**PROBLEM TO WORK ON**
Reproduce the whole of the records exactly, and make sure no picture is carried into the result.

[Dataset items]
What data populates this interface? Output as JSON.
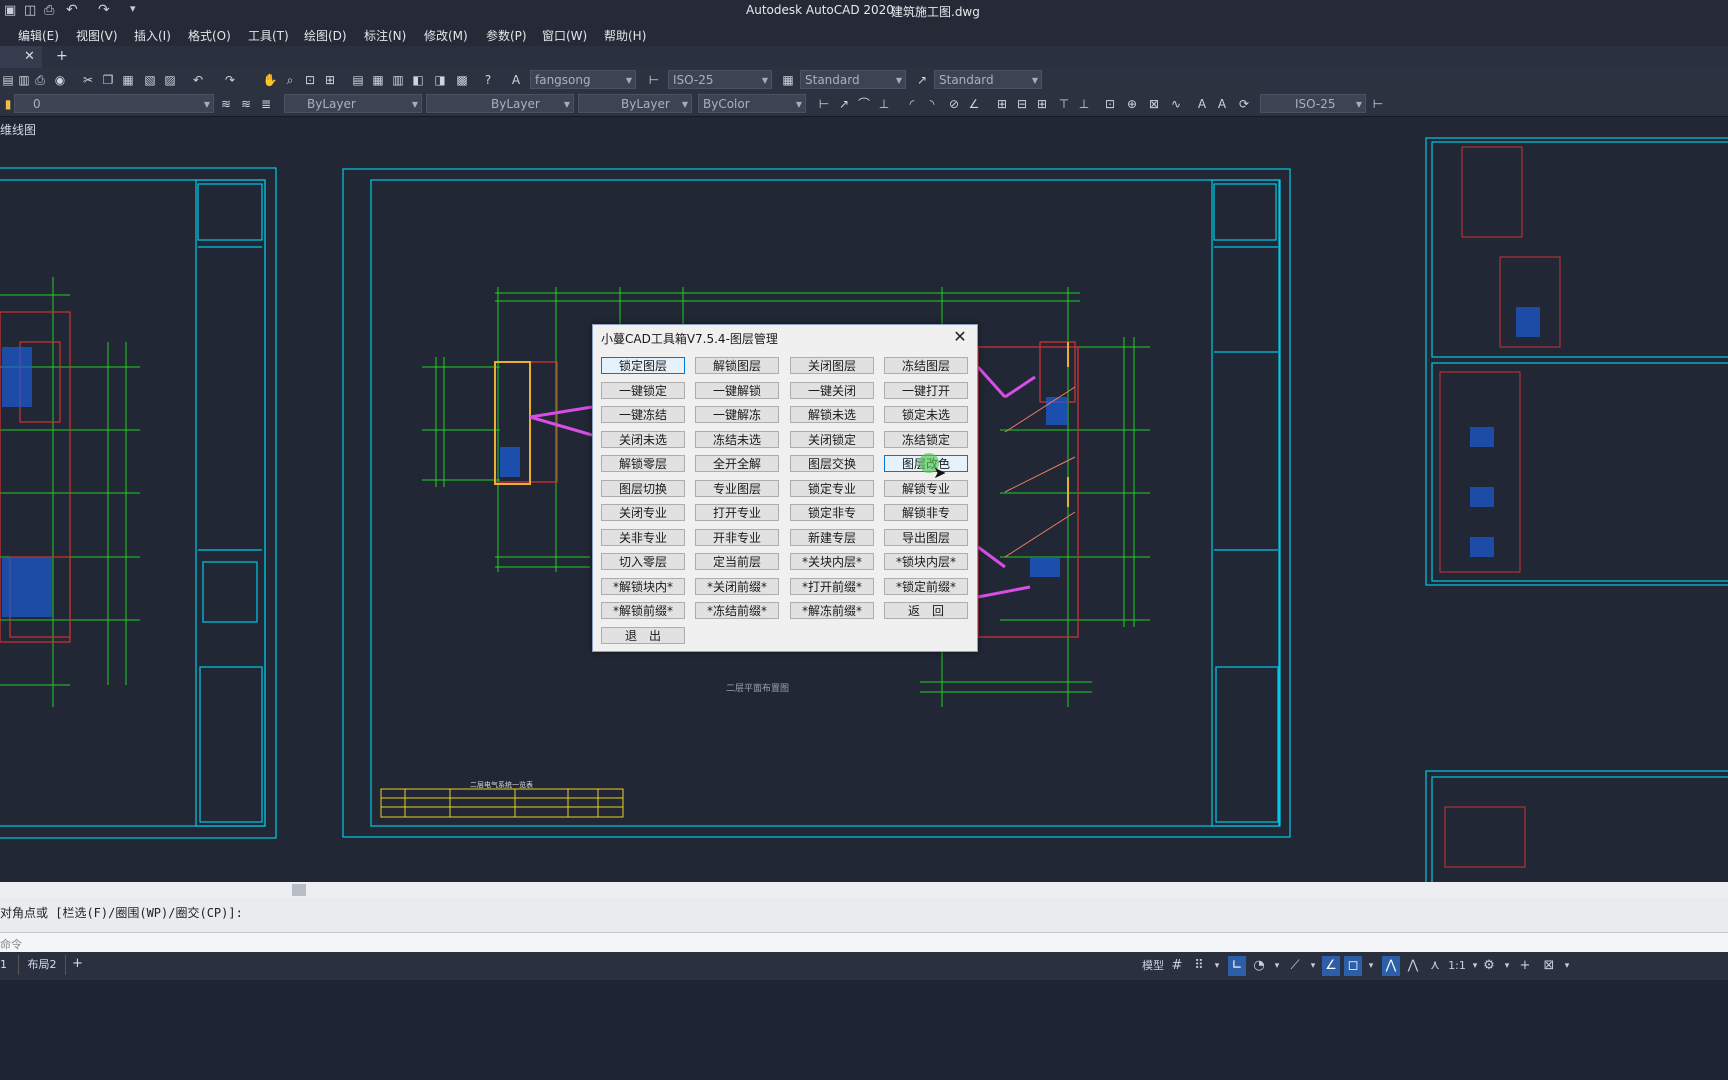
{
  "app": {
    "title": "Autodesk AutoCAD 2020",
    "document": "建筑施工图.dwg"
  },
  "menu": [
    "编辑(E)",
    "视图(V)",
    "插入(I)",
    "格式(O)",
    "工具(T)",
    "绘图(D)",
    "标注(N)",
    "修改(M)",
    "参数(P)",
    "窗口(W)",
    "帮助(H)"
  ],
  "toolbar": {
    "text_style": "fangsong",
    "dim_style": "ISO-25",
    "table_style": "Standard",
    "mleader_style": "Standard",
    "layer": "0",
    "color": "ByLayer",
    "linetype": "ByLayer",
    "lineweight": "ByLayer",
    "plotstyle": "ByColor",
    "dim_style2": "ISO-25"
  },
  "viewport": {
    "label": "维线图",
    "drawing_title_center": "二层平面布置图",
    "table_title": "二层电气系统一览表"
  },
  "dialog": {
    "title": "小蔓CAD工具箱V7.5.4-图层管理",
    "close_glyph": "✕",
    "buttons": [
      "锁定图层",
      "解锁图层",
      "关闭图层",
      "冻结图层",
      "一键锁定",
      "一键解锁",
      "一键关闭",
      "一键打开",
      "一键冻结",
      "一键解冻",
      "解锁未选",
      "锁定未选",
      "关闭未选",
      "冻结未选",
      "关闭锁定",
      "冻结锁定",
      "解锁零层",
      "全开全解",
      "图层交换",
      "图层改色",
      "图层切换",
      "专业图层",
      "锁定专业",
      "解锁专业",
      "关闭专业",
      "打开专业",
      "锁定非专",
      "解锁非专",
      "关非专业",
      "开非专业",
      "新建专层",
      "导出图层",
      "切入零层",
      "定当前层",
      "*关块内层*",
      "*锁块内层*",
      "*解锁块内*",
      "*关闭前缀*",
      "*打开前缀*",
      "*锁定前缀*",
      "*解锁前缀*",
      "*冻结前缀*",
      "*解冻前缀*",
      "返　回",
      "退　出"
    ],
    "selected_index": 0,
    "hover_index": 19
  },
  "command": {
    "history": "对角点或 [栏选(F)/圈围(WP)/圈交(CP)]:",
    "prompt": "命令"
  },
  "status": {
    "model_label": "模型",
    "scale": "1:1",
    "layout_tab": "布局2",
    "layout_tab_prev": "1",
    "add_tab": "+"
  },
  "colors": {
    "background": "#212734",
    "frame": "#00c8e6",
    "grid": "#1fd21f",
    "magenta": "#d64ee6",
    "dialog_bg": "#f0f0f0"
  }
}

**REPLY TO THE EXERCISE**
What data populates this interface? Output as JSON.
{
  "app": {
    "title": "Autodesk AutoCAD 2020",
    "document": "建筑施工图.dwg"
  },
  "menu": [
    "编辑(E)",
    "视图(V)",
    "插入(I)",
    "格式(O)",
    "工具(T)",
    "绘图(D)",
    "标注(N)",
    "修改(M)",
    "参数(P)",
    "窗口(W)",
    "帮助(H)"
  ],
  "toolbar": {
    "text_style": "fangsong",
    "dim_style": "ISO-25",
    "table_style": "Standard",
    "mleader_style": "Standard",
    "layer": "0",
    "color": "ByLayer",
    "linetype": "ByLayer",
    "lineweight": "ByLayer",
    "plotstyle": "ByColor",
    "dim_style2": "ISO-25"
  },
  "viewport": {
    "label": "维线图",
    "drawing_title_center": "二层平面布置图",
    "table_title": "二层电气系统一览表"
  },
  "dialog": {
    "title": "小蔓CAD工具箱V7.5.4-图层管理",
    "close_glyph": "✕",
    "buttons": [
      "锁定图层",
      "解锁图层",
      "关闭图层",
      "冻结图层",
      "一键锁定",
      "一键解锁",
      "一键关闭",
      "一键打开",
      "一键冻结",
      "一键解冻",
      "解锁未选",
      "锁定未选",
      "关闭未选",
      "冻结未选",
      "关闭锁定",
      "冻结锁定",
      "解锁零层",
      "全开全解",
      "图层交换",
      "图层改色",
      "图层切换",
      "专业图层",
      "锁定专业",
      "解锁专业",
      "关闭专业",
      "打开专业",
      "锁定非专",
      "解锁非专",
      "关非专业",
      "开非专业",
      "新建专层",
      "导出图层",
      "切入零层",
      "定当前层",
      "*关块内层*",
      "*锁块内层*",
      "*解锁块内*",
      "*关闭前缀*",
      "*打开前缀*",
      "*锁定前缀*",
      "*解锁前缀*",
      "*冻结前缀*",
      "*解冻前缀*",
      "返　回",
      "退　出"
    ],
    "selected_index": 0,
    "hover_index": 19
  },
  "command": {
    "history": "对角点或 [栏选(F)/圈围(WP)/圈交(CP)]:",
    "prompt": "命令"
  },
  "status": {
    "model_label": "模型",
    "scale": "1:1",
    "layout_tab": "布局2",
    "layout_tab_prev": "1",
    "add_tab": "+"
  },
  "colors": {
    "background": "#212734",
    "frame": "#00c8e6",
    "grid": "#1fd21f",
    "magenta": "#d64ee6",
    "dialog_bg": "#f0f0f0"
  }
}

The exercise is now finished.